In confronting head on the endemic and gross racism of the American South, the book has deep and troubling resonance with current events - with the Trump Presidency and to a lesser degree with post Referendum Britain. Vanessa Lafaye told me she wrote this novel before the American election campaign began and it was in production by the time of Britain's EU Referendum:
"It became horribly topical as time went on - much more so than I expected. When the KKK endorsed Trump he did not distance himself from them. The KKK message is like terrorist organisations' methods - they promise you can be part of a movement and this will make you powerful."
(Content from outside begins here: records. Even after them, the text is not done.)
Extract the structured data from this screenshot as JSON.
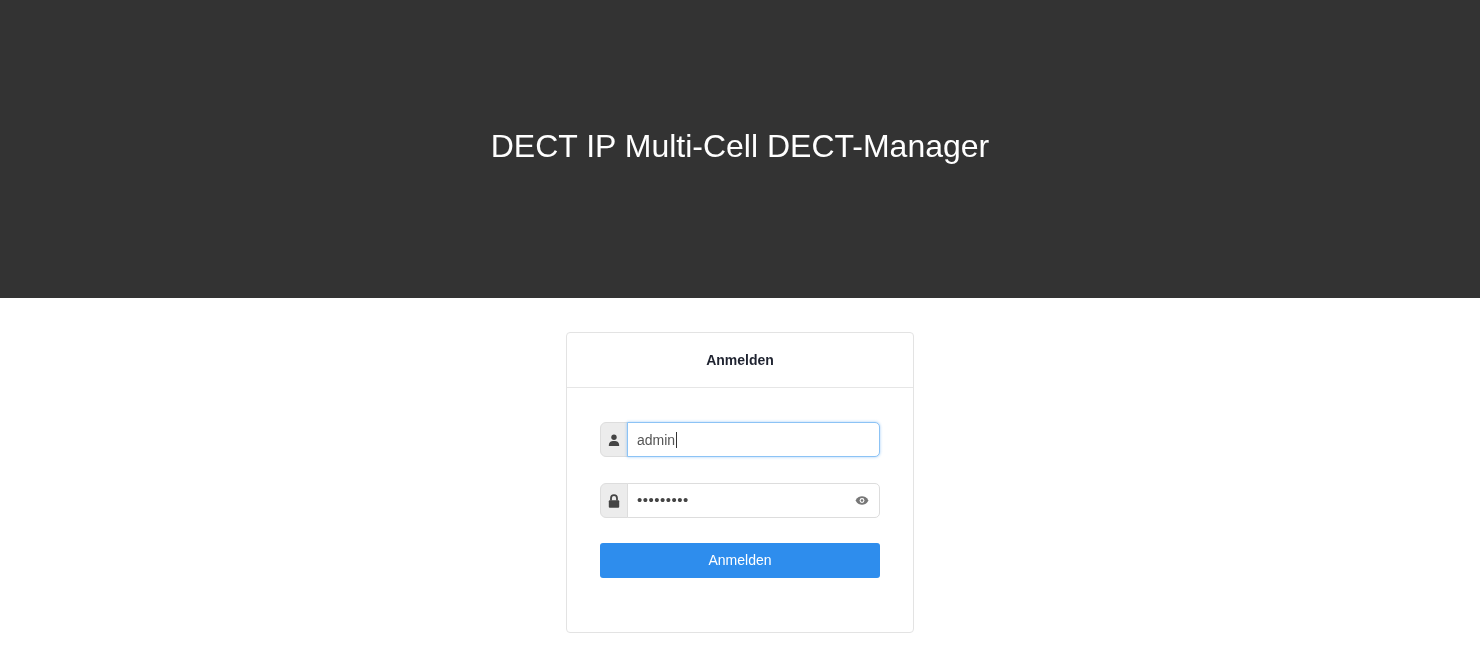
{
  "header": {
    "title": "DECT IP Multi-Cell DECT-Manager"
  },
  "login_card": {
    "title": "Anmelden",
    "fields": [
      {
        "kind": "username",
        "value": "admin",
        "focused": true
      },
      {
        "kind": "password",
        "value": "•••••••••",
        "focused": false
      }
    ],
    "submit_button": "Anmelden"
  }
}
"One of the most eye-opening things from my research for At First Light was how much emphasis the KKK put on Jews and Catholics. Their idea was to 'Take America back for the real Americans' - their idea was to make America only for white protestants - full stop."
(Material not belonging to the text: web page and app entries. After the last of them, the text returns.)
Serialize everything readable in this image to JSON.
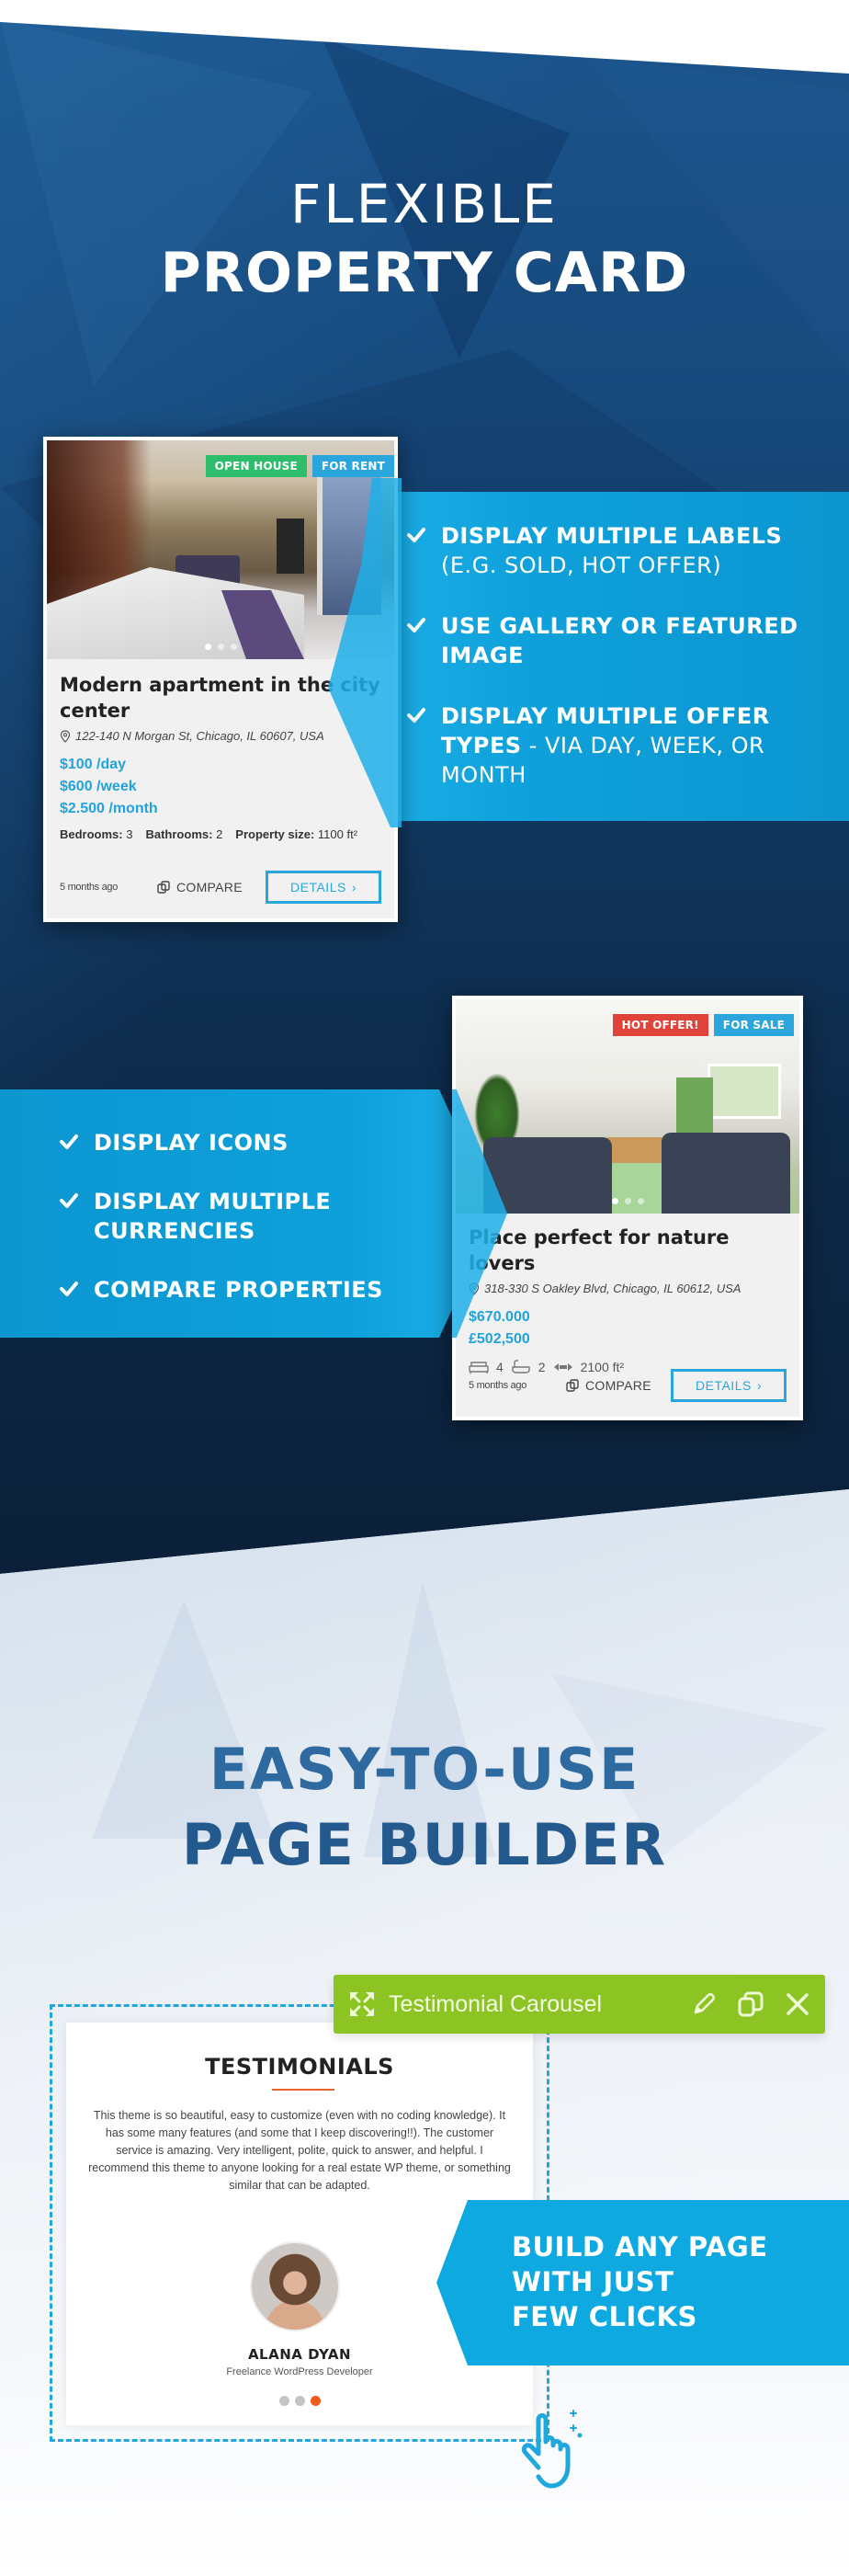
{
  "hero": {
    "title_line1": "FLEXIBLE",
    "title_line2": "PROPERTY CARD"
  },
  "features_top": [
    {
      "bold": "DISPLAY MULTIPLE LABELS",
      "regular": "(E.G. SOLD, HOT OFFER)"
    },
    {
      "bold": "USE GALLERY OR FEATURED IMAGE",
      "regular": ""
    },
    {
      "bold": "DISPLAY MULTIPLE OFFER TYPES",
      "regular": " - VIA DAY, WEEK, OR MONTH"
    }
  ],
  "features_bottom": [
    {
      "bold": "DISPLAY ICONS"
    },
    {
      "bold": "DISPLAY MULTIPLE CURRENCIES"
    },
    {
      "bold": "COMPARE PROPERTIES"
    }
  ],
  "card_1": {
    "labels": [
      {
        "text": "OPEN HOUSE",
        "color": "#2ebd6b"
      },
      {
        "text": "FOR RENT",
        "color": "#2aa6dc"
      }
    ],
    "gallery_dots": 3,
    "gallery_active": 1,
    "title": "Modern apartment in the city center",
    "address": "122-140 N Morgan St, Chicago, IL 60607, USA",
    "prices": [
      "$100 /day",
      "$600 /week",
      "$2.500 /month"
    ],
    "specs": [
      {
        "label": "Bedrooms:",
        "value": "3"
      },
      {
        "label": "Bathrooms:",
        "value": "2"
      },
      {
        "label": "Property size:",
        "value": "1100 ft²"
      }
    ],
    "posted": "5 months ago",
    "compare_label": "COMPARE",
    "details_label": "DETAILS"
  },
  "card_2": {
    "labels": [
      {
        "text": "HOT OFFER!",
        "color": "#e0433a"
      },
      {
        "text": "FOR SALE",
        "color": "#2aa6dc"
      }
    ],
    "gallery_dots": 3,
    "gallery_active": 1,
    "title": "Place perfect for nature lovers",
    "address": "318-330 S Oakley Blvd, Chicago, IL 60612, USA",
    "prices": [
      "$670.000",
      "£502,500"
    ],
    "icon_specs": {
      "bedrooms": "4",
      "bathrooms": "2",
      "size": "2100 ft²"
    },
    "posted": "5 months ago",
    "compare_label": "COMPARE",
    "details_label": "DETAILS"
  },
  "builder": {
    "title_line1": "EASY-TO-USE",
    "title_line2": "PAGE BUILDER",
    "toolbar_title": "Testimonial Carousel",
    "toolbar_color": "#8cc523",
    "cta_lines": [
      "BUILD ANY PAGE",
      "WITH JUST",
      "FEW CLICKS"
    ]
  },
  "testimonial": {
    "heading": "TESTIMONIALS",
    "quote": "This theme is so beautiful, easy to customize (even with no coding knowledge). It has some many features (and some that I keep discovering!!). The customer service is amazing. Very intelligent, polite, quick to answer, and helpful. I recommend this theme to anyone looking for a real estate WP theme, or something similar that can be adapted.",
    "name": "ALANA DYAN",
    "role": "Freelance WordPress Developer",
    "dots": 3,
    "active_dot": 3,
    "accent": "#f05a1a"
  },
  "colors": {
    "accent_blue": "#0fa9e2",
    "price_blue": "#22a3dc"
  }
}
The book tells the story of Alicia Cortez who has to flee - with her 'brown' skin - from her Cuban home to Key West and how she is taken in by her aunt who runs the Tea Room - which turns out to be a brothel.
The horrors of violent racism are entwined with the horrors of the 1918 Spanish flu pandemic which kills Alicia's aunt. She inherits the brothel and decides to run it her way. She surprises herself by falling in love with a war-damaged man of honour John Morales.
Alicia is based on a real person. But the historical facts were few: "I was free to decide what her background was. I chose Cuba because it was incredibly cosmopolitan and the Florida she landed in was like a frontier town. I liked the reversal of views - with Havana being a glittering jewel and so cultured."
Vanessa says the story on its own was too dark and depressing. It was only when she decided to 'bookend' the story with the modern scenes that it worked - ending with redemption and expiation for terrible wrongs - albeit through a violent act.
Why, I asked, had she chosen At First Light as the title? Her first title had, she said, been much too like a crime or thriller title. At First Light has a First World War ring to it: "It's when they went over the top, when soldiers were executed. It has an historical connotation." She did not want a spuriously uplifting title using words of the 'dawn' or 'sunrise' variety.
Whose idea was it? "Debbie Guest at the White Horse Bookshop thought of it. She advises me a lot. She's invaluable!" The cover - also approved by Debbie Guest - is a triumph: "I wanted to distinguish my work from crime thrillers and from women's fiction."
The cover encapsulates two essential strands of the tale - arrival by sea (Alicia from Cuba and troops back from Europe's war) and being alone (Alicia's lonely fight against prejudice and for her lover.)
Vanessa Lafaye is a successful novelist whose writing career has been interspersed with and interrupted by cancer. She had breast cancer which she thought had been conquered. It returned three months after she signed the contract for Summertime and was treated again.
Then last year she learned that secondary cancers have spread widely. This is secondary breast cancer - it cannot be cured, it can only be managed. As she says in a matter of fact way: "The clock is running..."
Vanessa is calling for more research into drugs to treat secondary cancers and has written a very powerful personal online article for Red Magazine. Please read it and follow the links at the end.
Cancer she says robs you of so much - including control of your own life: "When I lead the community choir, with fifty expectant faces waiting for my instruction, that gives me some feeling of control again." In the meantime she has found a story which she may decide to make the basis of her third novel.